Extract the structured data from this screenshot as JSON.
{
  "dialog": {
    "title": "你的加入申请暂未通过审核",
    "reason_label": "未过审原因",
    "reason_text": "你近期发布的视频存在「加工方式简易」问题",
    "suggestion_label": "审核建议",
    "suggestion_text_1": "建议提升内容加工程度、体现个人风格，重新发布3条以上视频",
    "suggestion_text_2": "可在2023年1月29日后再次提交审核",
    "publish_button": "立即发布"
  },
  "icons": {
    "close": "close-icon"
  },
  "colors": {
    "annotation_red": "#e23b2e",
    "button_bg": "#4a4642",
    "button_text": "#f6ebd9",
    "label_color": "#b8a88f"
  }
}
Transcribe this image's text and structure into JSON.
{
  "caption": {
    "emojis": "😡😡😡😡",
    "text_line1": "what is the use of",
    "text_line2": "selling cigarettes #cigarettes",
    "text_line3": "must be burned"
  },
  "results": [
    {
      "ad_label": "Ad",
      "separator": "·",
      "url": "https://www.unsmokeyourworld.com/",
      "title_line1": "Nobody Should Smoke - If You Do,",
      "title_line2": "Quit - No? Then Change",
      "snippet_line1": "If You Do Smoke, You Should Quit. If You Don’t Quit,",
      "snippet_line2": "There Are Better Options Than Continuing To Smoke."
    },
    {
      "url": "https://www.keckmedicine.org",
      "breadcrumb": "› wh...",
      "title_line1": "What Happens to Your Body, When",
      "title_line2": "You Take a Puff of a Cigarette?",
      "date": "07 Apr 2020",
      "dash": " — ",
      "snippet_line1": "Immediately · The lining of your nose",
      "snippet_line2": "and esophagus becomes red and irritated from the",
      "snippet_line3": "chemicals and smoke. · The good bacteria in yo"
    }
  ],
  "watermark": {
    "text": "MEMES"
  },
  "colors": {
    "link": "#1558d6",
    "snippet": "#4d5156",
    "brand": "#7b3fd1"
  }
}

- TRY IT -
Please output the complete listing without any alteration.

- EXERCISE RESPONSE -
Extract the structured data from this screenshot as JSON.
{
  "dialog": {
    "title": "你的加入申请暂未通过审核",
    "reason_label": "未过审原因",
    "reason_text": "你近期发布的视频存在「加工方式简易」问题",
    "suggestion_label": "审核建议",
    "suggestion_text_1": "建议提升内容加工程度、体现个人风格，重新发布3条以上视频",
    "suggestion_text_2": "可在2023年1月29日后再次提交审核",
    "publish_button": "立即发布"
  },
  "icons": {
    "close": "close-icon"
  },
  "colors": {
    "annotation_red": "#e23b2e",
    "button_bg": "#4a4642",
    "button_text": "#f6ebd9",
    "label_color": "#b8a88f"
  }
}
Transcribe this image's text and structure into JSON.
{
  "caption": {
    "emojis": "😡😡😡😡",
    "text_line1": "what is the use of",
    "text_line2": "selling cigarettes #cigarettes",
    "text_line3": "must be burned"
  },
  "results": [
    {
      "ad_label": "Ad",
      "separator": "·",
      "url": "https://www.unsmokeyourworld.com/",
      "title_line1": "Nobody Should Smoke - If You Do,",
      "title_line2": "Quit - No? Then Change",
      "snippet_line1": "If You Do Smoke, You Should Quit. If You Don’t Quit,",
      "snippet_line2": "There Are Better Options Than Continuing To Smoke."
    },
    {
      "url": "https://www.keckmedicine.org",
      "breadcrumb": "› wh...",
      "title_line1": "What Happens to Your Body, When",
      "title_line2": "You Take a Puff of a Cigarette?",
      "date": "07 Apr 2020",
      "dash": " — ",
      "snippet_line1": "Immediately · The lining of your nose",
      "snippet_line2": "and esophagus becomes red and irritated from the",
      "snippet_line3": "chemicals and smoke. · The good bacteria in yo"
    }
  ],
  "watermark": {
    "text": "MEMES"
  },
  "colors": {
    "link": "#1558d6",
    "snippet": "#4d5156",
    "brand": "#7b3fd1"
  }
}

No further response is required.